According to a Deutsche Asset & Wealth Management report, the four most popular logistics markets in the Asia Pacific were Japan, greater China, Australia, and Southeast Asia. In a survey jointly conducted by Deutsche and the Asian Association for Non-listed Real Estate Vehicles (ANREV), 28 percent of fund managers, 43 percent of funds of funds and 18 percent of investors expressed an intention to invest in Japanese logistics.

In the same survey, while 18 percent of fund managers, 14 percent of funds of funds and 32 percent of investors expressed the same interest for greater China, 14 percent of fund managers, 29 percent of funds of funds and 11 percent of investors for Australia, while 4 percent of fund managers and 11 percent of investors expressed an intention to invest in Southeast Asian logistics.

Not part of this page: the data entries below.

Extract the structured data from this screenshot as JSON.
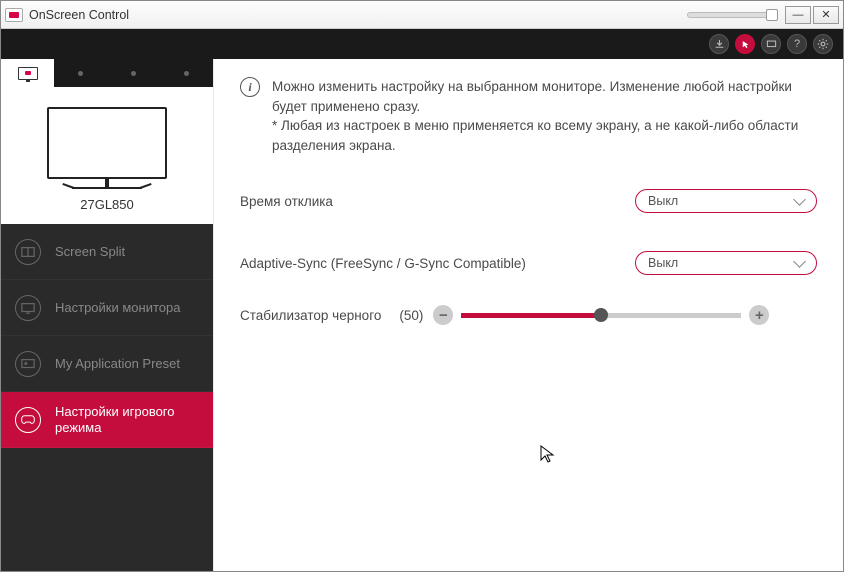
{
  "titlebar": {
    "title": "OnScreen Control"
  },
  "monitor": {
    "model": "27GL850"
  },
  "sidebar": {
    "items": [
      {
        "label": "Screen Split"
      },
      {
        "label": "Настройки монитора"
      },
      {
        "label": "My Application Preset"
      },
      {
        "label": "Настройки игрового режима"
      }
    ]
  },
  "info": {
    "line1": "Можно изменить настройку на выбранном мониторе. Изменение любой настройки будет применено сразу.",
    "line2": "* Любая из настроек в меню применяется ко всему экрану, а не какой-либо области разделения экрана."
  },
  "settings": {
    "response_time": {
      "label": "Время отклика",
      "value": "Выкл"
    },
    "adaptive_sync": {
      "label": "Adaptive-Sync (FreeSync / G-Sync Compatible)",
      "value": "Выкл"
    },
    "black_stabilizer": {
      "label": "Стабилизатор черного",
      "value_display": "(50)",
      "value": 50,
      "min": 0,
      "max": 100
    }
  }
}
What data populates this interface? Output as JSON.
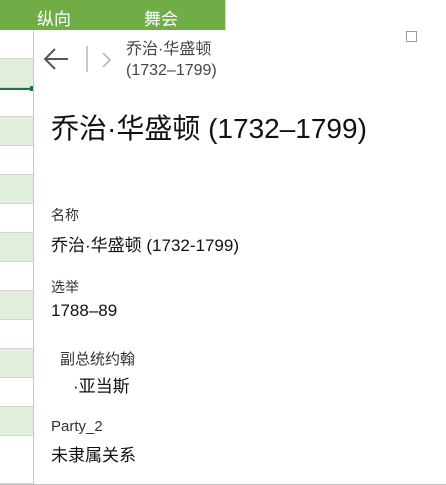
{
  "sheet": {
    "column_headers": [
      "纵向",
      "舞会"
    ]
  },
  "card": {
    "breadcrumb": "乔治·华盛顿\n(1732–1799)",
    "title": "乔治·华盛顿 (1732–1799)",
    "fields": {
      "name": {
        "label": "名称",
        "value": "乔治·华盛顿 (1732-1799)"
      },
      "elected": {
        "label": "选举",
        "value": "1788–89"
      },
      "vice_president": {
        "label": "副总统约翰",
        "value": "·亚当斯"
      },
      "party": {
        "label": "Party_2",
        "value": "未隶属关系"
      }
    }
  },
  "colors": {
    "header_green": "#70ad47",
    "row_green": "#e2efda",
    "active_cell": "#217346"
  },
  "icons": [
    "back-arrow-icon",
    "forward-chevron-icon",
    "resize-handle-icon"
  ]
}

Interestingly, no funds of funds expressed investment interest in Southeast Asian logistics.

This combined interest outstrips interest in the most popular Asian office, retail and residential markets. According to the same survey, only 37 percent of fund managers, 14 percent of funds of funds and 35 percent of investors said they were going to invest in the Australian office sector, while 28 percent of fund managers, 29 percent of funds of funds and 22 percent of investors pointed to greater China’s retail sector as a target.

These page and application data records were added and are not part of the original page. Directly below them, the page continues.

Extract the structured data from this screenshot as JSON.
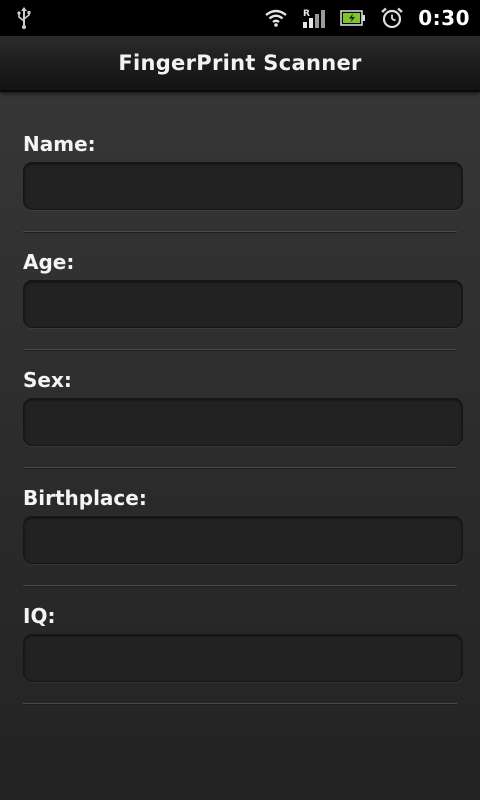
{
  "status_bar": {
    "time": "0:30",
    "icons": [
      "usb-icon",
      "wifi-icon",
      "signal-icon",
      "battery-icon",
      "alarm-icon"
    ]
  },
  "app": {
    "title": "FingerPrint Scanner"
  },
  "form": {
    "fields": [
      {
        "label": "Name:",
        "value": ""
      },
      {
        "label": "Age:",
        "value": ""
      },
      {
        "label": "Sex:",
        "value": ""
      },
      {
        "label": "Birthplace:",
        "value": ""
      },
      {
        "label": "IQ:",
        "value": ""
      }
    ]
  },
  "colors": {
    "status_bar_bg": "#000000",
    "title_bar_bg": "#1c1c1c",
    "screen_bg": "#333333",
    "input_bg": "#222222",
    "text": "#f4f4f4"
  }
}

“In short, [over the past few years] the stage had been set for the logistics sector to take off,” the Deutsche explained, pointing to the growth of Asia’s trade volume and the growing affluence of the local population as catalysts for growth. “It has since become one of the region’s most sought-after property choices among yield-seeking investors in the last two years.”

Deutsche’s report suggested that the popularity of the sector could be explained by its returns.  Since 2007, the average cap rate of industrial sector deals in Asia has consistently outperformed that of office, retail and residential by at least one percentage point, sometimes two. The average cap rate on closed logistics deals in the Asia Pacific stood at 8 percent as of 1Q 2013.

Investor interest was also reflected in deal volume. Over the past three years, the transaction volume of logistics assets in Asia has been at or above 12 billion, and the first half of 2013 had about $6.7 billion of logistics deals completed.

The ratio of logistics deals as a share of total commercial real estate transactions has also been steadily rising since the onset of the global financial crisis, according to the study. It stood at 9.8 percent in 2007, and grew to 12.1 percent in 2012. For the first half of 2013, the ratio was about 14 percent.